- [EXCERPTED RECORDS]
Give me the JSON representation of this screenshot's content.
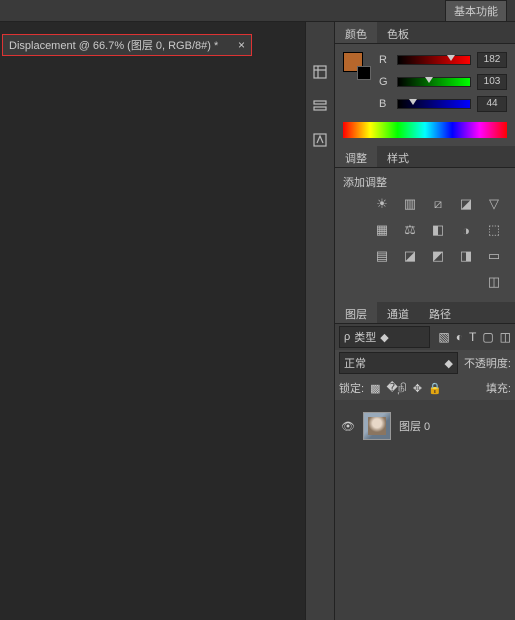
{
  "topbar": {
    "basic_functions": "基本功能"
  },
  "document": {
    "tab_title": "Displacement @ 66.7% (图层 0, RGB/8#) *",
    "close": "×"
  },
  "color_panel": {
    "tabs": {
      "color": "颜色",
      "swatches": "色板"
    },
    "r_label": "R",
    "g_label": "G",
    "b_label": "B",
    "r_value": "182",
    "g_value": "103",
    "b_value": "44",
    "swatch_color": "#b6672c"
  },
  "adjustments_panel": {
    "tabs": {
      "adjustments": "调整",
      "styles": "样式"
    },
    "add_label": "添加调整"
  },
  "layers_panel": {
    "tabs": {
      "layers": "图层",
      "channels": "通道",
      "paths": "路径"
    },
    "kind_label": "类型",
    "blend_mode": "正常",
    "opacity_label": "不透明度:",
    "lock_label": "锁定:",
    "fill_label": "填充:",
    "search_icon": "ρ",
    "layer0_name": "图层 0"
  }
}
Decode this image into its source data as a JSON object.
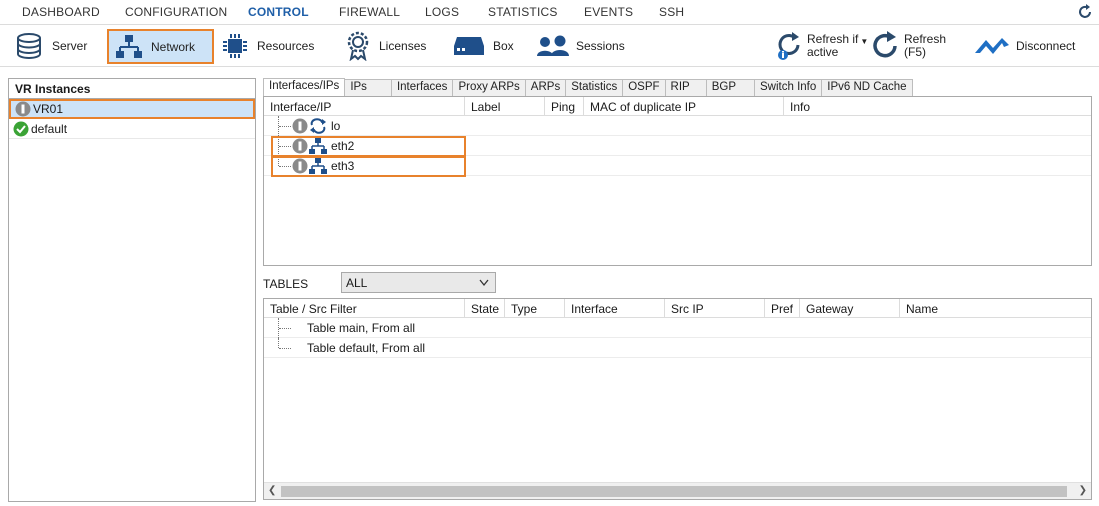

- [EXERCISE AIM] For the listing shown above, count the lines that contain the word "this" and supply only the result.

- [ANSWER AREA] 2